Leaving out all images, return the entries below exactly.
[GIVEN RECORDS Boundary: Start]
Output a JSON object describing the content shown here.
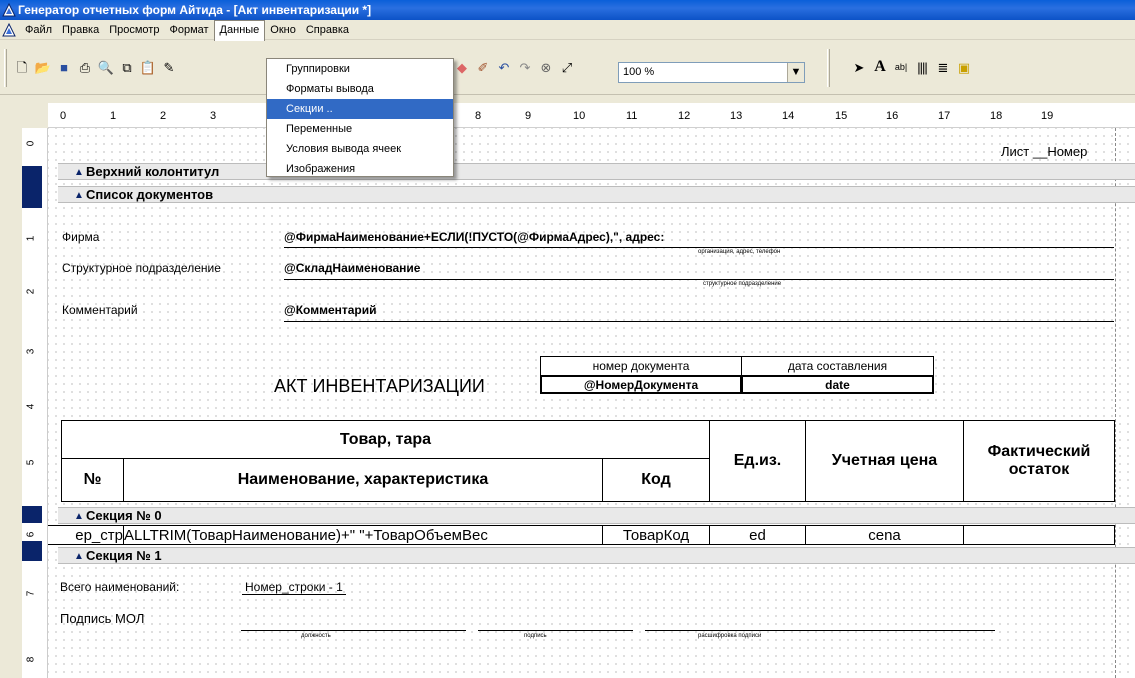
{
  "window": {
    "title": "Генератор отчетных форм Айтида - [Акт инвентаризации *]"
  },
  "menubar": {
    "items": [
      "Файл",
      "Правка",
      "Просмотр",
      "Формат",
      "Данные",
      "Окно",
      "Справка"
    ],
    "active": "Данные"
  },
  "toolbar": {
    "zoom": "100 %"
  },
  "data_menu": {
    "items": [
      "Группировки",
      "Форматы вывода",
      "Секции ..",
      "Переменные",
      "Условия вывода ячеек",
      "Изображения"
    ],
    "selected": "Секции .."
  },
  "ruler": {
    "marks": [
      "0",
      "1",
      "2",
      "3",
      "8",
      "9",
      "10",
      "11",
      "12",
      "13",
      "14",
      "15",
      "16",
      "17",
      "18",
      "19"
    ],
    "vmarks": [
      "0",
      "1",
      "2",
      "3",
      "4",
      "5",
      "6",
      "7",
      "8"
    ]
  },
  "report": {
    "sheet_label": "Лист __Номер",
    "bands": {
      "header": "Верхний колонтитул",
      "doc_list": "Список документов",
      "section0": "Секция № 0",
      "section1": "Секция № 1"
    },
    "fields": {
      "firm_label": "Фирма",
      "firm_value": "@ФирмаНаименование+ЕСЛИ(!ПУСТО(@ФирмаАдрес),\", адрес:",
      "firm_caption": "организация, адрес, телефон",
      "dept_label": "Структурное подразделение",
      "dept_value": "@СкладНаименование",
      "dept_caption": "структурное подразделение",
      "comment_label": "Комментарий",
      "comment_value": "@Комментарий"
    },
    "doc_header": {
      "title": "АКТ ИНВЕНТАРИЗАЦИИ",
      "num_label": "номер документа",
      "date_label": "дата составления",
      "num_value": "@НомерДокумента",
      "date_value": "date"
    },
    "table_header": {
      "goods": "Товар, тара",
      "num": "№",
      "name": "Наименование, характеристика",
      "code": "Код",
      "unit": "Ед.из.",
      "price": "Учетная цена",
      "fact": "Фактический остаток"
    },
    "table_row": {
      "num": "ер_стр",
      "name": "ALLTRIM(ТоварНаименование)+\" \"+ТоварОбъемВес",
      "code": "ТоварКод",
      "unit": "ed",
      "price": "cena",
      "fact": ""
    },
    "footer": {
      "total_label": "Всего наименований:",
      "total_value": "Номер_строки - 1",
      "sign_label": "Подпись МОЛ",
      "cap_position": "должность",
      "cap_sign": "подпись",
      "cap_decode": "расшифровка подписи"
    }
  }
}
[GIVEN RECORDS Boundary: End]
* _FINISHED EXERCISE_:
Output a JSON object describing the content shown here.
{
  "window": {
    "title": "Генератор отчетных форм Айтида - [Акт инвентаризации *]"
  },
  "menubar": {
    "items": [
      "Файл",
      "Правка",
      "Просмотр",
      "Формат",
      "Данные",
      "Окно",
      "Справка"
    ],
    "active": "Данные"
  },
  "toolbar": {
    "zoom": "100 %"
  },
  "data_menu": {
    "items": [
      "Группировки",
      "Форматы вывода",
      "Секции ..",
      "Переменные",
      "Условия вывода ячеек",
      "Изображения"
    ],
    "selected": "Секции .."
  },
  "ruler": {
    "marks": [
      "0",
      "1",
      "2",
      "3",
      "8",
      "9",
      "10",
      "11",
      "12",
      "13",
      "14",
      "15",
      "16",
      "17",
      "18",
      "19"
    ],
    "vmarks": [
      "0",
      "1",
      "2",
      "3",
      "4",
      "5",
      "6",
      "7",
      "8"
    ]
  },
  "report": {
    "sheet_label": "Лист __Номер",
    "bands": {
      "header": "Верхний колонтитул",
      "doc_list": "Список документов",
      "section0": "Секция № 0",
      "section1": "Секция № 1"
    },
    "fields": {
      "firm_label": "Фирма",
      "firm_value": "@ФирмаНаименование+ЕСЛИ(!ПУСТО(@ФирмаАдрес),\", адрес:",
      "firm_caption": "организация, адрес, телефон",
      "dept_label": "Структурное подразделение",
      "dept_value": "@СкладНаименование",
      "dept_caption": "структурное подразделение",
      "comment_label": "Комментарий",
      "comment_value": "@Комментарий"
    },
    "doc_header": {
      "title": "АКТ ИНВЕНТАРИЗАЦИИ",
      "num_label": "номер документа",
      "date_label": "дата составления",
      "num_value": "@НомерДокумента",
      "date_value": "date"
    },
    "table_header": {
      "goods": "Товар, тара",
      "num": "№",
      "name": "Наименование, характеристика",
      "code": "Код",
      "unit": "Ед.из.",
      "price": "Учетная цена",
      "fact": "Фактический остаток"
    },
    "table_row": {
      "num": "ер_стр",
      "name": "ALLTRIM(ТоварНаименование)+\" \"+ТоварОбъемВес",
      "code": "ТоварКод",
      "unit": "ed",
      "price": "cena",
      "fact": ""
    },
    "footer": {
      "total_label": "Всего наименований:",
      "total_value": "Номер_строки - 1",
      "sign_label": "Подпись МОЛ",
      "cap_position": "должность",
      "cap_sign": "подпись",
      "cap_decode": "расшифровка подписи"
    }
  }
}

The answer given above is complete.